We asked SOAS students if they wanted white philosophers off the syllabus

‘You wouldn’t see another university make such a fuss.’

In the basement of SOAS’ student union, there are numerous murals depicting individuals who have stood up to promote the rights and causes of ethnic minorities. They include political activists, scholars, musicians and other individuals.

Junot Diaz [pictured] is a writer who has defended the rights of Dominicans and Haitians, opposing the USA’s immigration policy as well as the Dominican government’s forced deportation of Haitian economic migrants.

It is figures like these that SOAS’ student union wants the university’s curriculum to focus on, instead of the white philosophers that currently form a big part of many courses. First published by the Daily Mail, the story has received a large amount of negative press as a short-sighted and “ignorant” policy.

Although The Tab has tried on multiple occasions to gain comment from the campaign’s organiser, Ali Habib, he has not replied to our emails or phone calls. Instead, we went around the SOAS campus and asked students for their thoughts on the campaign.

Riyah, 20, 2nd Year, History

“The SU was elected on these issues, on their values towards this topic [of Decolonising SOAS]. Since last year when the campaign started, you can see the diversity of the figures that people have voted to be put on the SU walls. It resonates throughout SOAS, and it hasn’t been reflected in these news stories.

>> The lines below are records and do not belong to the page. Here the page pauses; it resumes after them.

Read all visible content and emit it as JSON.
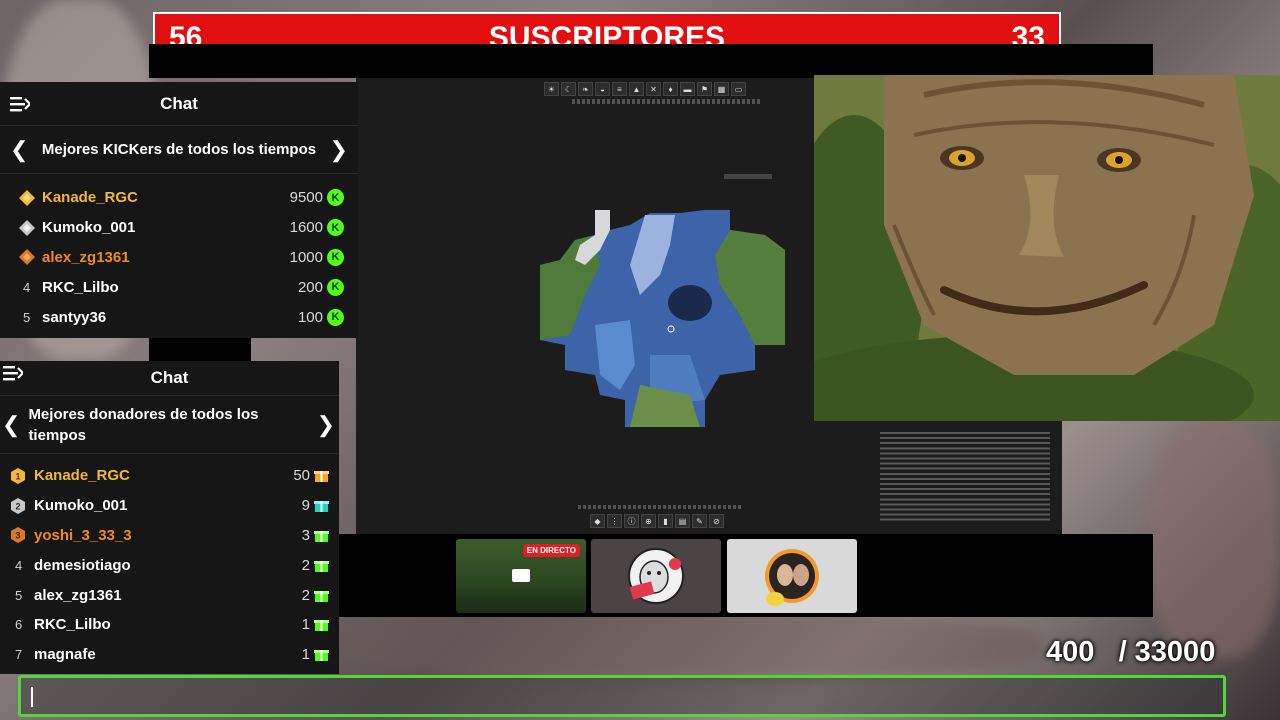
{
  "subscriber_bar": {
    "left_count": "56",
    "title": "SUSCRIPTORES",
    "right_count": "33"
  },
  "kicks_chat": {
    "header_title": "Chat",
    "leaderboard_title": "Mejores KICKers de todos los tiempos",
    "rows": [
      {
        "rank": "",
        "name": "Kanade_RGC",
        "score": "9500",
        "icon": "kick-coin"
      },
      {
        "rank": "",
        "name": "Kumoko_001",
        "score": "1600",
        "icon": "kick-coin"
      },
      {
        "rank": "",
        "name": "alex_zg1361",
        "score": "1000",
        "icon": "kick-coin"
      },
      {
        "rank": "4",
        "name": "RKC_Lilbo",
        "score": "200",
        "icon": "kick-coin"
      },
      {
        "rank": "5",
        "name": "santyy36",
        "score": "100",
        "icon": "kick-coin"
      }
    ]
  },
  "donors_chat": {
    "header_title": "Chat",
    "leaderboard_title_line1": "Mejores donadores de todos los",
    "leaderboard_title_line2": "tiempos",
    "rows": [
      {
        "rank": "1",
        "name": "Kanade_RGC",
        "score": "50",
        "icon": "gift-icon"
      },
      {
        "rank": "2",
        "name": "Kumoko_001",
        "score": "9",
        "icon": "gift-icon"
      },
      {
        "rank": "3",
        "name": "yoshi_3_33_3",
        "score": "3",
        "icon": "gift-icon"
      },
      {
        "rank": "4",
        "name": "demesiotiago",
        "score": "2",
        "icon": "gift-icon"
      },
      {
        "rank": "5",
        "name": "alex_zg1361",
        "score": "2",
        "icon": "gift-icon"
      },
      {
        "rank": "6",
        "name": "RKC_Lilbo",
        "score": "1",
        "icon": "gift-icon"
      },
      {
        "rank": "7",
        "name": "magnafe",
        "score": "1",
        "icon": "gift-icon"
      }
    ]
  },
  "map": {
    "toolbar_icons": [
      "sun-icon",
      "moon-icon",
      "leaf-icon",
      "cave-icon",
      "layers-icon",
      "fire-icon",
      "cross-icon",
      "shield-icon",
      "bed-icon",
      "flag-icon",
      "grid-icon",
      "camera-icon"
    ],
    "bottom_toolbar_icons": [
      "waypoint-icon",
      "grid-icon",
      "info-icon",
      "spawn-icon",
      "trash-icon",
      "doc-icon",
      "pen-icon",
      "eye-off-icon"
    ]
  },
  "channel_strip": {
    "live_badge": "EN DIRECTO"
  },
  "goal": {
    "current": "400",
    "target": "/ 33000"
  },
  "colors": {
    "kick_green": "#53fc18",
    "subscriber_red": "#e10f10",
    "input_border": "#52d63a",
    "top_rank_gold": "#f4b73a",
    "third_rank_orange": "#f08a24"
  }
}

“It’s not about the race of the author or scholar, or where they’re from…it’s about their work. Universities should be putting the best ideas out there. You need to have some kind of debate from other regional perspectives, because they have another background to the same debate. The whole idea of coming to university is about gaining a broader perspective.”

Jasmyn, 22, MA Religion and Global Politics

“My Professor wrote something on Overheard at SOAS about the World Philosophies response to all the misinformation that has been spreading. Basically I agree with that. Our first term was all European writers. I don’t think anyone is interested in completely getting rid of them, it’s just about bringing these variety of cultures alongside each other and having them in conversation.”

Mohammad, 22, MA Islamic Societies in Culture

“I think it’s a good campaign in that it exposes people to a whole variety of different thinkers, and ideas that aren’t necessarily taught in a traditional teaching of philosophy.”

James, 23, 2nd Year, Music

“The Daily Mail started it. All I have to say about it is it’s pretty silly that people are listening to the Mail. They’re interested in reverse racism, which isn’t what it’s about.”

Dan, 20, 2nd Year, Music and Social Anthropology

“The Mail were the first to misrepresent it. Didn’t a SOAS academic think that the Mail’s slant was the right line? That itself is kind of sad.”

Austyn, 19, 2nd Year, History and International Relations and Joy, 19, 2nd Year Middle Eastern Studies

Joy: “If you’re at SOAS, you don’t really want to study some boring white guy. They shouldn’t be taken out, but with the English degree, it’s all white people…It needs to be more about what SOAS is called; what you come here for.”

Austyn: “I don’t think they [white philosophers] should be taken out…You wouldn’t see another university make such a fuss.”